__TASK STATEMENT__:
Show all lines from the data that include the word "JSON".

Data records for software interfaces:
"""

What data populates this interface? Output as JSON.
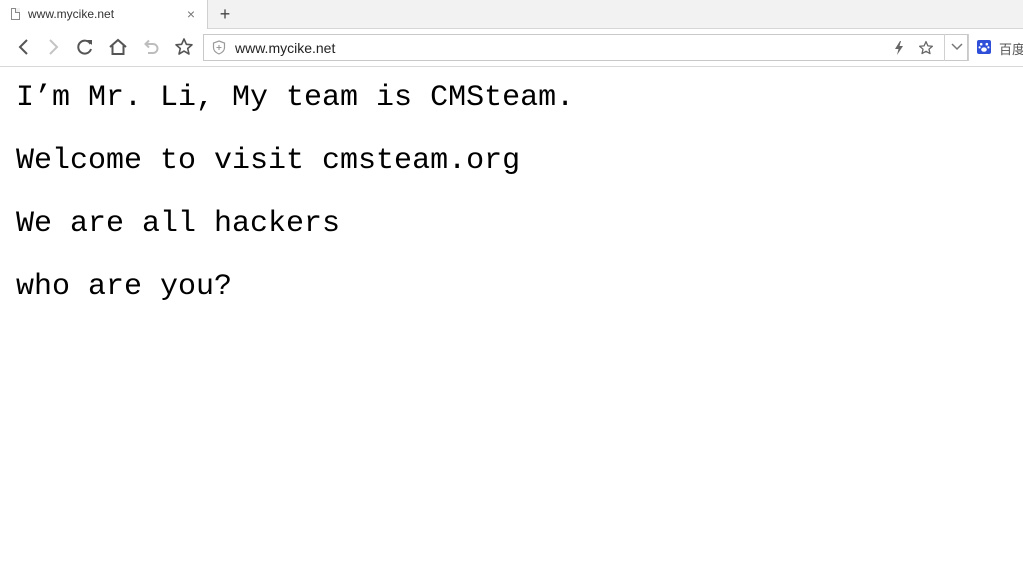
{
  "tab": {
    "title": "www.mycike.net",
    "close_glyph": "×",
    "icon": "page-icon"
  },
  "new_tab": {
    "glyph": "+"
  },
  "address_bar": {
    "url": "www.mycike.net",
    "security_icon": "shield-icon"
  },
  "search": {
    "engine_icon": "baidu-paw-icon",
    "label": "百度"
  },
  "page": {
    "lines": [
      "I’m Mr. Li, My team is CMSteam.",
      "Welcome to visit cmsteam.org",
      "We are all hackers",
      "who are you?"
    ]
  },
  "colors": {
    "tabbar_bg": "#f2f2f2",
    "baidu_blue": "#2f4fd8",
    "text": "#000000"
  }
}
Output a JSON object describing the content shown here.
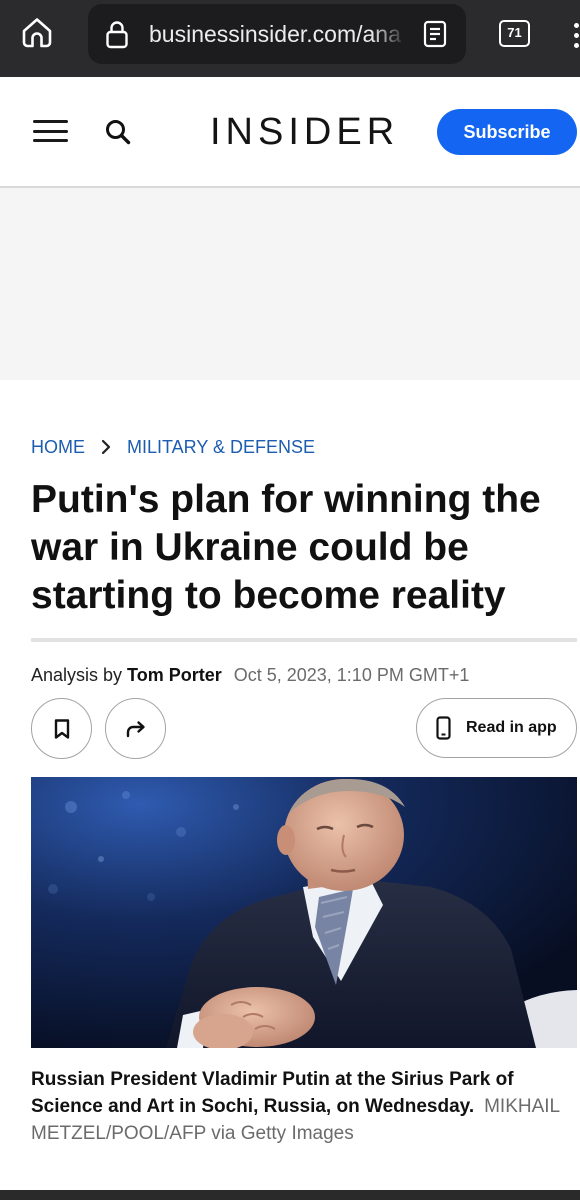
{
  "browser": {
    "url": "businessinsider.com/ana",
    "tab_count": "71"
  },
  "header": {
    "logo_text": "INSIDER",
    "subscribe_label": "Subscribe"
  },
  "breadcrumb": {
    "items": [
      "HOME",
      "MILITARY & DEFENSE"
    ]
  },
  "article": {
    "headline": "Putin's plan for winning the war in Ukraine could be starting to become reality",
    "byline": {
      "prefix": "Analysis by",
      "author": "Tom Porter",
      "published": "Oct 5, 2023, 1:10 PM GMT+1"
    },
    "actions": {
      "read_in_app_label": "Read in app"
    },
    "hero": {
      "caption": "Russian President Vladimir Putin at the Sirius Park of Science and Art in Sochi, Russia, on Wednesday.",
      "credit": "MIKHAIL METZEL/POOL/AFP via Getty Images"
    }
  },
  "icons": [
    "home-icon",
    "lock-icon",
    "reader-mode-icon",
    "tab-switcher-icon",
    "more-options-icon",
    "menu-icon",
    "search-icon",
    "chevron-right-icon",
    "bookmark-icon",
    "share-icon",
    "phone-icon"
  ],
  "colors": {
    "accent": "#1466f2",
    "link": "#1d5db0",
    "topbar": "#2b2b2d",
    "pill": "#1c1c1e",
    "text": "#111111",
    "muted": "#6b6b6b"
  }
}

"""

__REPLY__:
What data populates this interface? Output as JSON.
Output a JSON object describing the content shown here.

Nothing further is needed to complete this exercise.